== Data listing ==

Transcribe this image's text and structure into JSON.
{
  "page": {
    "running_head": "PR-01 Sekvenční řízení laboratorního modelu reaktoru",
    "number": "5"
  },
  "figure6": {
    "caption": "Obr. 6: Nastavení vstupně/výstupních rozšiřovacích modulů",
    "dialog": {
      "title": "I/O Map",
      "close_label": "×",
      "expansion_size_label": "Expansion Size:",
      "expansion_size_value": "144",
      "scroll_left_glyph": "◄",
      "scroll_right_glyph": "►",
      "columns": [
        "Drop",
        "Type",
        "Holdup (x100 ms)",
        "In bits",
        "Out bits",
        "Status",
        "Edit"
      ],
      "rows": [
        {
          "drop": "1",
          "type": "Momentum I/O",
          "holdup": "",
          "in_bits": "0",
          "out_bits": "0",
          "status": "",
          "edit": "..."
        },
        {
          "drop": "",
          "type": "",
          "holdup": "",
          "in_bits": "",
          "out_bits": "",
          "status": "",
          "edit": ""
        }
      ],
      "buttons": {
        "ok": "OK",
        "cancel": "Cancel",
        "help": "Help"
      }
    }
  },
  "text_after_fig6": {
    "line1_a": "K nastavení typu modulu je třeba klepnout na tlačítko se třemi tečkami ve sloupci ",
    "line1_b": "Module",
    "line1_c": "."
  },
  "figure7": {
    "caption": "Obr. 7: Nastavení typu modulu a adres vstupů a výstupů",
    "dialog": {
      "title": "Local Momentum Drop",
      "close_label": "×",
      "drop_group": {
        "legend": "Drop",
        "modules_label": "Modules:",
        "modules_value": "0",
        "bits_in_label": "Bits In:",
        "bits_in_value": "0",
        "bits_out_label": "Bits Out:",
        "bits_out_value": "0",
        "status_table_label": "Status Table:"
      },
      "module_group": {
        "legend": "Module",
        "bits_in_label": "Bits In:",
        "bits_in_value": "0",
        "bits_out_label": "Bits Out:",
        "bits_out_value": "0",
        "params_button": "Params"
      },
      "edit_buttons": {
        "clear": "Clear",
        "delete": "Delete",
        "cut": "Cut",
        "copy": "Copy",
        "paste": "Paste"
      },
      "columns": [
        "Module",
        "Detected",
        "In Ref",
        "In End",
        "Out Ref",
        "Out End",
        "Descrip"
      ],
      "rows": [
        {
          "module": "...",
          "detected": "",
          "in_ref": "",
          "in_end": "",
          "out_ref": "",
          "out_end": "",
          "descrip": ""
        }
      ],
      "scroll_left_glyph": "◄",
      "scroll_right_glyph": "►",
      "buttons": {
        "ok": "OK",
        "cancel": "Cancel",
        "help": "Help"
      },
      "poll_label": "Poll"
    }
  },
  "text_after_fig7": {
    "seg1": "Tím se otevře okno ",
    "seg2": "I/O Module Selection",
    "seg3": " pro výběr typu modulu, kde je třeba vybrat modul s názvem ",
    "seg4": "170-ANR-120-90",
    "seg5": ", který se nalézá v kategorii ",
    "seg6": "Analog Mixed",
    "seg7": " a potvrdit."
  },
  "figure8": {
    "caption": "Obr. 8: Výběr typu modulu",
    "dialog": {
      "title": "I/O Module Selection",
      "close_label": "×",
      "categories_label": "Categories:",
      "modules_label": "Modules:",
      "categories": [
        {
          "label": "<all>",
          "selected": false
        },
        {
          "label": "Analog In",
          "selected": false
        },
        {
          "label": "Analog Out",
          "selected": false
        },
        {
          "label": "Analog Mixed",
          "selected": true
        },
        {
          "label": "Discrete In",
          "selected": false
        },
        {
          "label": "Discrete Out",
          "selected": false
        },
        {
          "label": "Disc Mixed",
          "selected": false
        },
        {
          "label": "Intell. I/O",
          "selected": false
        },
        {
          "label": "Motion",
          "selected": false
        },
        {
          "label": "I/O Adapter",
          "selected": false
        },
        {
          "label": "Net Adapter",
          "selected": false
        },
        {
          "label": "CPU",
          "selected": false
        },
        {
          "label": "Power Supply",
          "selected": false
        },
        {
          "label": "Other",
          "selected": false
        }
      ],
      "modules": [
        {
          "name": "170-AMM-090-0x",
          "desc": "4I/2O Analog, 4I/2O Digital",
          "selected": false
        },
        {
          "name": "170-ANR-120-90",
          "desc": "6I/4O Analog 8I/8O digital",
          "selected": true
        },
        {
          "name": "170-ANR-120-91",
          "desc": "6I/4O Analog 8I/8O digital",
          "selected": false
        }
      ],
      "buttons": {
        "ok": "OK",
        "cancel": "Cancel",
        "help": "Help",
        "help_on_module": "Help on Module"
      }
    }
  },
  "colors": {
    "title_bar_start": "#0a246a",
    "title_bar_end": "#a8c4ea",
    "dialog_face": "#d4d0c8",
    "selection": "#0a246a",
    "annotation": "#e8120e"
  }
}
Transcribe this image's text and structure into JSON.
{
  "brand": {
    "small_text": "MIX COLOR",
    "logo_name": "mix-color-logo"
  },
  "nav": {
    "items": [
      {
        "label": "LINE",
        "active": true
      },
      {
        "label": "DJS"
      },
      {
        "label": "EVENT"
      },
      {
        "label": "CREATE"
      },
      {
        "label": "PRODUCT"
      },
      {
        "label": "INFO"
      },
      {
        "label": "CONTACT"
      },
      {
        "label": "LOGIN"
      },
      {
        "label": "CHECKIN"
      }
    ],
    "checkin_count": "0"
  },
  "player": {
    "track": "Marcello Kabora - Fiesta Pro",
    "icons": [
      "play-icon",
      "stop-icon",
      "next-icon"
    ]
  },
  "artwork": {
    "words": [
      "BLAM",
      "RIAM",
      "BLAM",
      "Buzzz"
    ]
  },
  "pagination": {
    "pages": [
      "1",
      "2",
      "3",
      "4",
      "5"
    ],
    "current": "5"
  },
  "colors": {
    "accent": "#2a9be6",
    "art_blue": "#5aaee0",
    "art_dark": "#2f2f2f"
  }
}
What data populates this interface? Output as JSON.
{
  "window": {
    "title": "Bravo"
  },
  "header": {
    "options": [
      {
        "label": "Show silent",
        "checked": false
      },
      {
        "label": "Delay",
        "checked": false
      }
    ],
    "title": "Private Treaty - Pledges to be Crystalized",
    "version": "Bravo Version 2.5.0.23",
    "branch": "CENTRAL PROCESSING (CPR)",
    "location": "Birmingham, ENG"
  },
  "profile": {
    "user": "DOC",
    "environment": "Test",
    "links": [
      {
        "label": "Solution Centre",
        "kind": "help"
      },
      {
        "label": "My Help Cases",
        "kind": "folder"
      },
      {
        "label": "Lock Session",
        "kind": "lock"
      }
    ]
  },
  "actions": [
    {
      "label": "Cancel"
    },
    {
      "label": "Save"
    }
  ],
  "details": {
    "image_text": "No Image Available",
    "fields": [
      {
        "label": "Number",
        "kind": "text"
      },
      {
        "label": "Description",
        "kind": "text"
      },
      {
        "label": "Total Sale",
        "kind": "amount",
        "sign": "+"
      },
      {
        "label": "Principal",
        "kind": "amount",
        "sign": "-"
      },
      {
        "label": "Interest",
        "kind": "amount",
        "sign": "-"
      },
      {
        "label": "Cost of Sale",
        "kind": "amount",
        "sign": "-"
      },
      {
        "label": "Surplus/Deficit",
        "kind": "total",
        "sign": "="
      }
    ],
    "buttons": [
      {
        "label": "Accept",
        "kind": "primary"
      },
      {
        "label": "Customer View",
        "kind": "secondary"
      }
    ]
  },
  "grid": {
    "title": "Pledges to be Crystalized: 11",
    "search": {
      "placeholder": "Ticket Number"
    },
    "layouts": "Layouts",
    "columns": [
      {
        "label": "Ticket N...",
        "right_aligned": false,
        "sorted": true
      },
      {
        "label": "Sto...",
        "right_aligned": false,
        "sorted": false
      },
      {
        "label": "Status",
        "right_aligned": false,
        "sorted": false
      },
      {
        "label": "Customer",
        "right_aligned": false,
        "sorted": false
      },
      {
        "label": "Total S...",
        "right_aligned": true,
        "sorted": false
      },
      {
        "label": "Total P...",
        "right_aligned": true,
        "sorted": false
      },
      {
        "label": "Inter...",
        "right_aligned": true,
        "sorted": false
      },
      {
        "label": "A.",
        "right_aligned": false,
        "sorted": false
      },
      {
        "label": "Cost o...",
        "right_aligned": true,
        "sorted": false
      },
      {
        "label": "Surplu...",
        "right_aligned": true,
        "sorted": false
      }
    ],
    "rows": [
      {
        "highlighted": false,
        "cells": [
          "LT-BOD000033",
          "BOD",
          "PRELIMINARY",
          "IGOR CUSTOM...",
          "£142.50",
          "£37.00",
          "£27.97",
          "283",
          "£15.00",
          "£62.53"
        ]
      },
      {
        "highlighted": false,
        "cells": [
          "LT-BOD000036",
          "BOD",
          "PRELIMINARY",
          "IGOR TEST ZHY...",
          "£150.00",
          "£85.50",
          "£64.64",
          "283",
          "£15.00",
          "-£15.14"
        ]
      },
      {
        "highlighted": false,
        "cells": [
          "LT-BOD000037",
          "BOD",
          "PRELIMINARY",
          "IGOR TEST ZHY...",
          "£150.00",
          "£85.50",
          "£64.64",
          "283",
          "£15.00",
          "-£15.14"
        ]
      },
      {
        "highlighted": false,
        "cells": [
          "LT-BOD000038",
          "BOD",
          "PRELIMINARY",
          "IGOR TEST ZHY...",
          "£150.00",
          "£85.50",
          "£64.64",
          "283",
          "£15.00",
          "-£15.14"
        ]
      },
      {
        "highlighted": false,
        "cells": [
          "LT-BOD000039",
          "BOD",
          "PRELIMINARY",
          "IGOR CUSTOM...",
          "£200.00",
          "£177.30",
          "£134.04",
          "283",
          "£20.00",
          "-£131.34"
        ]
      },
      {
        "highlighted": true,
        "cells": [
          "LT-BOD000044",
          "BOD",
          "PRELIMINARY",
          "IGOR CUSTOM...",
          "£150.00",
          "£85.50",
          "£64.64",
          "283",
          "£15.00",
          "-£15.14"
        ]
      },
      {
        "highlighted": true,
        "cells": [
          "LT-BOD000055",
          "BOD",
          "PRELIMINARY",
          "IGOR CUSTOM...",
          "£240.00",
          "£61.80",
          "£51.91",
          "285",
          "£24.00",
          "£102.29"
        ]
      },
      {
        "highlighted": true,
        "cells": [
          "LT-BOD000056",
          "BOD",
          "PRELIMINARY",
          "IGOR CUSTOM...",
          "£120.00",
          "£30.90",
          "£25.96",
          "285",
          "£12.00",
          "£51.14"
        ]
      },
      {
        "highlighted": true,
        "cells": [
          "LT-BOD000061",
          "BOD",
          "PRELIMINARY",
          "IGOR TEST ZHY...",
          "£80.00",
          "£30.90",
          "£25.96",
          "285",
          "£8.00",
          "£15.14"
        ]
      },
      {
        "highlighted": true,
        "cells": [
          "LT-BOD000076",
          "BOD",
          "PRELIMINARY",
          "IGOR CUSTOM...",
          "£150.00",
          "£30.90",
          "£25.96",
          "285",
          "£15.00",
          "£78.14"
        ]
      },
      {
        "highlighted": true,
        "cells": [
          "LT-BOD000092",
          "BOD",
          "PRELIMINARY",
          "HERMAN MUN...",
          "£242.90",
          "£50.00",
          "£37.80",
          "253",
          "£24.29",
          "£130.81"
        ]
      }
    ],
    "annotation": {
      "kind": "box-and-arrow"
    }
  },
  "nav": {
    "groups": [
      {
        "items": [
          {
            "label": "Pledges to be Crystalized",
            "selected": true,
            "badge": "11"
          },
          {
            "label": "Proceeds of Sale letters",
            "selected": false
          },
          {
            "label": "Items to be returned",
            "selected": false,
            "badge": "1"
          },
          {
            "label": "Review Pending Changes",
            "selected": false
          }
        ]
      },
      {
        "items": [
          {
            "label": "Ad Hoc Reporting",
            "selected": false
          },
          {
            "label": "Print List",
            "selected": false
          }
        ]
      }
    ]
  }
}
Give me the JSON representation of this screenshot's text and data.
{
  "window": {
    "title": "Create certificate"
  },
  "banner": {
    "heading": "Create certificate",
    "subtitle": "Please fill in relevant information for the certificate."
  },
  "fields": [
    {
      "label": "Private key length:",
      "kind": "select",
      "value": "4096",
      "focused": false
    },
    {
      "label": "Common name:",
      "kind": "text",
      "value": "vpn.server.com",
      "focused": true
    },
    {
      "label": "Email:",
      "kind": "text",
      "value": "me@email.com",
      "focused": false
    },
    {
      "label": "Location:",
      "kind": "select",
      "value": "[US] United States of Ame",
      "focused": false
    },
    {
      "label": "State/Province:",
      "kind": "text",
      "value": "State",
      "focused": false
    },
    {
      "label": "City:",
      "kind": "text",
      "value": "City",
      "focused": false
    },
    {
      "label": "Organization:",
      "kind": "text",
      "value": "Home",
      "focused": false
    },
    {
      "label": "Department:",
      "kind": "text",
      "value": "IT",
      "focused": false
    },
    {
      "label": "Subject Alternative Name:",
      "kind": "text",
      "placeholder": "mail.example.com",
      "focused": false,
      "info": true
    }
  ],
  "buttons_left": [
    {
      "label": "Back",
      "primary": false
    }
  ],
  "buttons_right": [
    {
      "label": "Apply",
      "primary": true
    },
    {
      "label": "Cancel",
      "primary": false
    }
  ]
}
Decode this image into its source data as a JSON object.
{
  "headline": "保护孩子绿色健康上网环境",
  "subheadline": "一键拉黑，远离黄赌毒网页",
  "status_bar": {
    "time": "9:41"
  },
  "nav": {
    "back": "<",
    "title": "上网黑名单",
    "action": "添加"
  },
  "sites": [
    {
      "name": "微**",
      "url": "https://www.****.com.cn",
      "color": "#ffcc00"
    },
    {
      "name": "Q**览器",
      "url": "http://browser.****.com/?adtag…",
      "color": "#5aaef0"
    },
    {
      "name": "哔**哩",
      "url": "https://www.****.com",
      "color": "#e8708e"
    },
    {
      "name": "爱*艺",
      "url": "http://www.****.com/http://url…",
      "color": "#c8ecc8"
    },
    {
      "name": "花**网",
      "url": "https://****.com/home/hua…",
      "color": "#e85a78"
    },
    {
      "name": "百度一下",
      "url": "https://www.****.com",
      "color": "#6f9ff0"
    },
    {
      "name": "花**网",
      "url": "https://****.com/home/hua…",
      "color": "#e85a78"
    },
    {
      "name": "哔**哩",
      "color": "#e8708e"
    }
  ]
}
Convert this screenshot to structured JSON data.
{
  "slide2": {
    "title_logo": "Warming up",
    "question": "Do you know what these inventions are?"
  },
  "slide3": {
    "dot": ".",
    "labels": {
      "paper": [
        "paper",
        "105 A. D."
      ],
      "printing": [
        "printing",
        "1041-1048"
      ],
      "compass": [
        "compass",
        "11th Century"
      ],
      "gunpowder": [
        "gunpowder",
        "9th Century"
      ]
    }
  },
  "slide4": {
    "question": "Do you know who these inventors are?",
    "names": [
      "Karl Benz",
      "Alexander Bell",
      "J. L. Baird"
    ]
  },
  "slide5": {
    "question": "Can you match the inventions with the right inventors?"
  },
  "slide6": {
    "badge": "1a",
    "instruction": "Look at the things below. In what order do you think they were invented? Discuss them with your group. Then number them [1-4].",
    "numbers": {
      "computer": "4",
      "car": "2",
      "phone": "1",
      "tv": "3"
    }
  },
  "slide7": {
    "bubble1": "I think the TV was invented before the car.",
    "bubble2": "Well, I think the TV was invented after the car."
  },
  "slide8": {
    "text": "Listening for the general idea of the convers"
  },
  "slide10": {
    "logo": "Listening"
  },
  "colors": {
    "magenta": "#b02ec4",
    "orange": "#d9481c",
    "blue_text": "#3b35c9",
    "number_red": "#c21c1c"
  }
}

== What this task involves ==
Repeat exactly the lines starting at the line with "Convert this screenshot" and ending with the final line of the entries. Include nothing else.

== Finished task ==
Convert this screenshot to structured JSON data.
{
  "slide2": {
    "title_logo": "Warming up",
    "question": "Do you know what these inventions are?"
  },
  "slide3": {
    "dot": ".",
    "labels": {
      "paper": [
        "paper",
        "105 A. D."
      ],
      "printing": [
        "printing",
        "1041-1048"
      ],
      "compass": [
        "compass",
        "11th Century"
      ],
      "gunpowder": [
        "gunpowder",
        "9th Century"
      ]
    }
  },
  "slide4": {
    "question": "Do you know who these inventors are?",
    "names": [
      "Karl Benz",
      "Alexander Bell",
      "J. L. Baird"
    ]
  },
  "slide5": {
    "question": "Can you match the inventions with the right inventors?"
  },
  "slide6": {
    "badge": "1a",
    "instruction": "Look at the things below. In what order do you think they were invented? Discuss them with your group. Then number them [1-4].",
    "numbers": {
      "computer": "4",
      "car": "2",
      "phone": "1",
      "tv": "3"
    }
  },
  "slide7": {
    "bubble1": "I think the TV was invented before the car.",
    "bubble2": "Well, I think the TV was invented after the car."
  },
  "slide8": {
    "text": "Listening for the general idea of the convers"
  },
  "slide10": {
    "logo": "Listening"
  },
  "colors": {
    "magenta": "#b02ec4",
    "orange": "#d9481c",
    "blue_text": "#3b35c9",
    "number_red": "#c21c1c"
  }
}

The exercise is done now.